2. This article shall not prejudice the trial and punishment of any person for any act or omission which, at the time when it was committed, was criminal according to the general principles of law recognised by civilised nations.”
In its above-mentioned Welch judgment, the Court held that a confiscation order imposed under similar legislation, namely the Drug Trafficking Offences Act 1986, amounted to a “penalty” within the meaning of Article 7 § 1. Since the order against Mr Welch had been made following his conviction in respect of offences which had been committed before the coming into force of the 1986 Act, there had been a breach of Article 7.

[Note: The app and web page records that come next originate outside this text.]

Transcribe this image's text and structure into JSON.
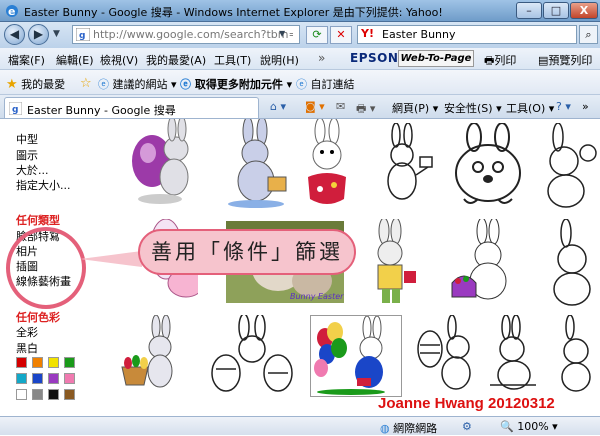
{
  "window": {
    "title": "Easter Bunny - Google 搜尋 - Windows Internet Explorer 是由下列提供: Yahoo!",
    "min_label": "–",
    "max_label": "□",
    "close_label": "X"
  },
  "address": {
    "url": "http://www.google.com/search?tbm=isch&hl",
    "search_value": "Easter Bunny",
    "search_brand": "Y!"
  },
  "menu": {
    "items": [
      "檔案(F)",
      "編輯(E)",
      "檢視(V)",
      "我的最愛(A)",
      "工具(T)",
      "說明(H)"
    ],
    "epson": "EPSON",
    "webtopage": "Web-To-Page",
    "print": "列印",
    "preview": "預覽列印"
  },
  "favorites": {
    "my_favorites": "我的最愛",
    "suggested": "建議的網站",
    "addons": "取得更多附加元件",
    "custom": "自訂連結"
  },
  "tab": {
    "label": "Easter Bunny - Google 搜尋"
  },
  "toolbar": {
    "page": "網頁(P)",
    "safety": "安全性(S)",
    "tools": "工具(O)"
  },
  "sidebar": {
    "size_items": [
      "中型",
      "圖示",
      "大於...",
      "指定大小..."
    ],
    "type_heading": "任何類型",
    "type_items": [
      "臉部特寫",
      "相片",
      "插圖",
      "線條藝術畫"
    ],
    "color_heading": "任何色彩",
    "color_items": [
      "全彩",
      "黑白"
    ],
    "swatches": [
      "#d40000",
      "#f08000",
      "#f2e200",
      "#1a9a1a",
      "#13a8c8",
      "#1a46c8",
      "#9a3ac0",
      "#f07ab0",
      "#ffffff",
      "#888888",
      "#111111",
      "#8a5a22"
    ]
  },
  "callout": {
    "text": "善用「條件」篩選"
  },
  "signature": "Joanne Hwang 20120312",
  "status": {
    "zone": "網際網路",
    "zoom": "100%"
  },
  "colors": {
    "accent_pink": "#e4607a",
    "bubble_fill": "#f6c4cd",
    "sidebar_heading": "#d22222",
    "signature": "#d11111"
  }
}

In the present case, the “penalty”, that is, the confiscation order, was imposed in respect of an offence committed in November 1995, after the coming into force of the 1994 Act. At the time the applicant committed the offence, therefore, it was foreseeable that one of its possible consequences would be the imposition of a confiscation order under the 1994 Act.

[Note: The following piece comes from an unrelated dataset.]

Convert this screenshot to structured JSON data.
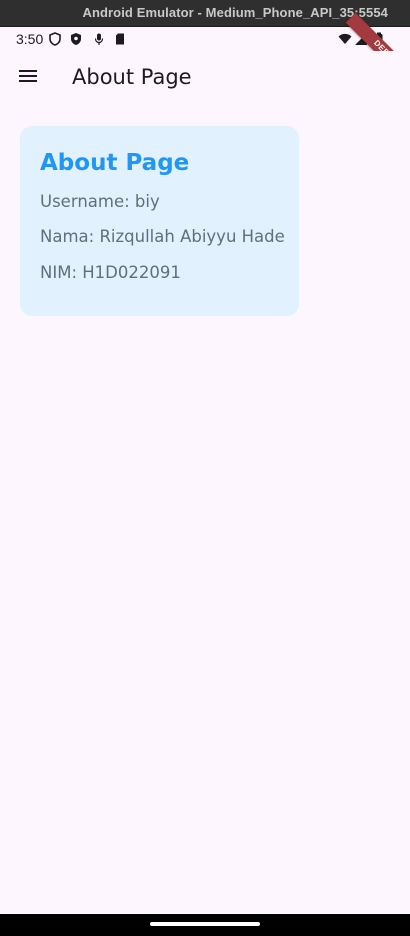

It follows that this complaint is manifestly ill-founded within the meaning of Article 35 § 3 of the Convention.
3. The applicant further contends that the powers exercised by the court under the 1994 Act were unreasonably extensive, in breach of Article 1 of Protocol No. 1, which states:
“Every natural or legal person is entitled to the peaceful enjoyment of his possessions. No one shall be deprived of his possessions except in the public interest and subject to the conditions provided for by law and by the general principles of international law.
The preceding provisions shall not, however, in any way impair the right of a State to enforce such laws as it deems necessary to control the use of property in accordance with the general interest or to secure the payment of taxes or other contributions or penalties.”
The Court considers that the issues under Article 1 are closely linked to those under Article 6 § 2 and are of such complexity that their determination should depend on an examination of the merits. This part of the application cannot, therefore, be regarded as manifestly ill-founded within the meaning of Article 35 § 3 of the Convention, and no other ground for declaring it inadmissible has been established.
4. Finally, the applicant states that it is possible that he may not be able to pay the compensation order and that he may be compelled to serve the two years’ sentence of imprisonment in default. He contends that the conditions, rights and privileges of persons imprisoned in default of payment are as onerous as for those serving sentences of imprisonment in respect of serious criminal offences. In these circumstances, detention would, he alleges, violate his rights under Articles 5 and 8 of the Convention.
However, the question whether or not the applicant will be detained for this additional period is a matter of speculation and hypothesis. He cannot, therefore, at present claim to be the victim, within the meaning of Article 34, of any violation of the Convention arising from the sentence of imprisonment in default of payment of the compensation order. It follows that these complaints also are manifestly ill-founded within the meaning of Article 35 § 3 of the Convention.
For these reasons, the Court, unanimously,
Declares admissible, without prejudging the merits, the applicant’s complaints that the making of the confiscation order breached his rights to the presumption of innocence and to the peaceful enjoyment of his possessions;
Declares inadmissible the remainder of the application.
STEVEN PHILLIPS v. THE UNITED KINGDOM DECISION
STEVEN PHILLIPS v. THE UNITED KINGDOM DECISION